  6. Reblogged this on Pilgrim on a Long, Long Journey and commented:
    I think this country has been traumatized because too many people on each have been seeing our country in black and white, no grays. Any one who writes or speaks publicly knows that hyperbole gets attention. It came from both sides. It’s divisive.

    To the extent we can share our stories and their nuances, I think we will see more grays. I’ve tried to look back at the pain and joy I could share in my memoirs. You might find them comforting. Hope all goes well on your journey.

    H. Rubin, author of Look Backward Angel, an e-book available on Amazon.

    1. With all due respect, I do not agree that the trauma is equal on both sides. That’s why I wrote, “this work is harder for some of us than others.” Some people have less to lose in attempting to befriend the enemy. We still have to do it, but what we risk–our safety, our health, etc.–given the violent rhetoric of Trump’s campaign, is different in these encounters. I’ll check your work out!

      1. At 71, I was glad I got up this morning by the grace of God. From my view, it was the retention and the telling of their stories that has given long life to Christianity and Judaism. Yes there was plenty of disunity. However, the stories provided common ground, nuance and love. Keep sharing. As Anne Lamott was rightfully told in her recovery, “You are only as sick as your secrets.”

        1. Or, as Neil Gaiman put it, “And once we hear each other’s stories we realize that the things we see as dividing us are, all too often, illusions, falsehoods: that the walls between us are in truth no thicker than scenery.”

  7. I do have one question. You wrote: “After all, one political party’s campaign slogan was “Stronger Together” and the other’s was “Make America [Enter Any Derogatory Adjective Here] Again.”” But I am confused here. The Trump slogan had the word “Great” in it, which isn’t derogatory. I am just trying to get your point. Thanks.

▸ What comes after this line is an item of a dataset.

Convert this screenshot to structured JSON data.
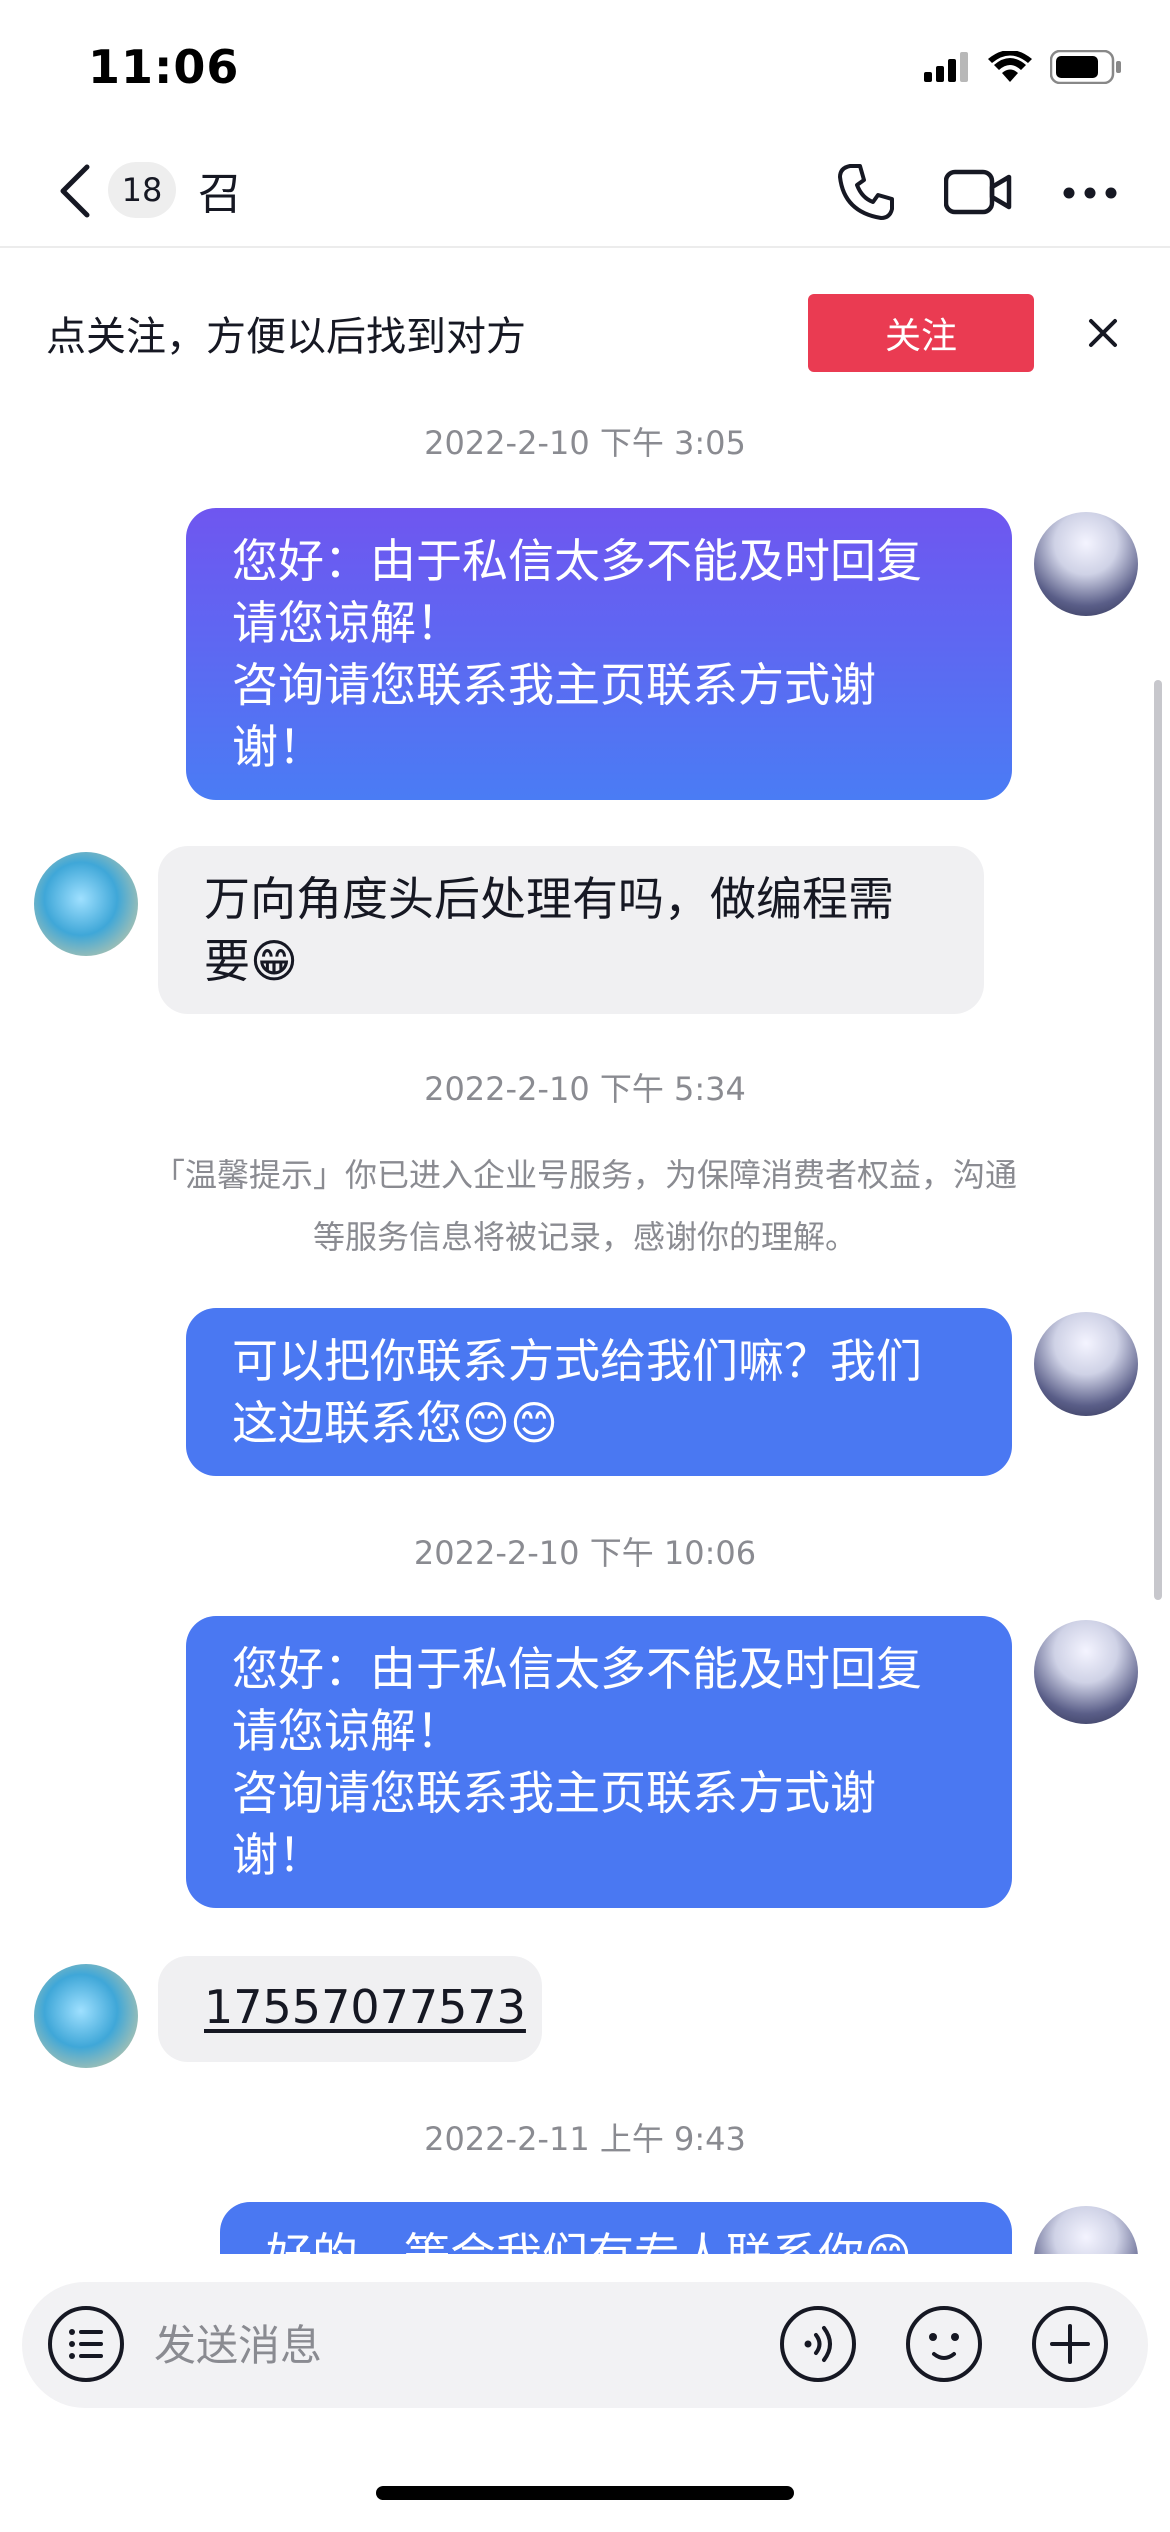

    1. Hi Sara, Thanks for reading. Yes, the actual word was “great,” you’re right, of course. What I mean is that Trump’s evocation to some former “greatness” refers us to a history in the county of racism and sexism: here we have a man who has bragged about sexual assault and attacked Mexicans in his rhetoric. For many people, America never has been great. So I mean, you could change his slogan to “Make America Racist Again” or “Make America Sexist Again” and that would be more true to what many of his supporters (not all) really heard.

Leave a Reply

Fill in your details below or click an icon to log in: Logo

You are commenting using your account. Log Out /  Change )

Twitter picture

You are commenting using your Twitter account. Log Out /  Change )

Facebook photo

You are commenting using your Facebook account. Log Out /  Change )

Connecting to %s

%d bloggers like this: